Speech | The Reprint Company; John F. Trow & Co. | 1866, 1978
Transcription 262
applied to such infraction, or the right itself is a
nullity. Two modes only of resistance are to be found.
The one, to withdraw altogether from the violated
compact ; the other to nullify the unconstitutional act
and compel the Federal Government to repeal it, or
obtain a new grant of power from another Convention
of the States. The Federal Government, or two-thirds
of the States, may call a Convention for that purpose.
A single State cannot. It must, therefore, surrender,
not only its reserved rights, but its entire Sovereignty,
or, resist if need be, singly and independently, as
South Carolina did.
In recommending Nullification to the State of
South Carolina in preference to Secession, which, at
that time, it was almost universally agreed that a State
had a clear right to resort to, Mr. Calhoun was mainly
influenced by that deep, long cherished, and I night
almost say superstitious attachment to the Union,
which marked every act of his career from its com-
mencement to its very close. For if there is one fea-
ture most prominent in Nullification as a remedial
measure, it is that it is conservative of the Union
of that Constitutional Union, which is the only Union
a patriot can desire to preserve. It was also recom-
mended by the authority of the leaders and founders
of the great Republican Party, Mr. Jefferson and Mr.
Madison, who had proposed this identical measure to
Virginia and Kentucky in the memorable crisis of 1798.

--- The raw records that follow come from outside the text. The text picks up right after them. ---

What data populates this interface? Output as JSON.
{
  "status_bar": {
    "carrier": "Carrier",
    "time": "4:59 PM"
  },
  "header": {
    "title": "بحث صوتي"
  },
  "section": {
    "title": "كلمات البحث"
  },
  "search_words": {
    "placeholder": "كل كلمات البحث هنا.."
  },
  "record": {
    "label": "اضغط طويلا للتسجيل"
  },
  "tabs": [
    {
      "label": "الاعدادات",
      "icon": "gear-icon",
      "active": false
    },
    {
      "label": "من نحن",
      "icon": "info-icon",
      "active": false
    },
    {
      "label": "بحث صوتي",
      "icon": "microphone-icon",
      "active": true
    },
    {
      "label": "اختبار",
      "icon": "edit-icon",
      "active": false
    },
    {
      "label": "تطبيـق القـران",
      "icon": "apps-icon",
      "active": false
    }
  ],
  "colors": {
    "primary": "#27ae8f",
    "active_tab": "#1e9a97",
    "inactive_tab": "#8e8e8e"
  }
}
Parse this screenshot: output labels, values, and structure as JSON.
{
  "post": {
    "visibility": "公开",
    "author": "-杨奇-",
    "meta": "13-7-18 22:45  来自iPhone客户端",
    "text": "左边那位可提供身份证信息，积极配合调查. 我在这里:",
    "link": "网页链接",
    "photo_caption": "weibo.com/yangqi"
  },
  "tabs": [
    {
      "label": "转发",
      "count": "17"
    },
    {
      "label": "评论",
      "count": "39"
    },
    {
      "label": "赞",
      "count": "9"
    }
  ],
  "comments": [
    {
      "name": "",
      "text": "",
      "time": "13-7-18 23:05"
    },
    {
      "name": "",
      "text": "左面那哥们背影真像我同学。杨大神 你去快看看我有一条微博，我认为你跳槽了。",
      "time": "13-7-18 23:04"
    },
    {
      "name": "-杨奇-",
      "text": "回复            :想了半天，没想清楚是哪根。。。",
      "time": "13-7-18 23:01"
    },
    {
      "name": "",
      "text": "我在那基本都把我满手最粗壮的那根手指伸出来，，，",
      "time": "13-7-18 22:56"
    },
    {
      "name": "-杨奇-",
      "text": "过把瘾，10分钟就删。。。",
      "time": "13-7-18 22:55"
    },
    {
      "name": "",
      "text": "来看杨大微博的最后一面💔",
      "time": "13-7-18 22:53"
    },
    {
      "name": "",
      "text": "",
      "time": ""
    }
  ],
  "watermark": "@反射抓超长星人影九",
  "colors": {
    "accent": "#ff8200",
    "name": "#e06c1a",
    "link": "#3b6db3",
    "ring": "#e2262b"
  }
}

The Force Bill was passed, but was immediately
nullified by South Carolina, and remains a ,dead letter
in our State. In the mean time, however, both the
Administration and Opposition in Congress, had be-
come alarmed, and introduced bills for reducing the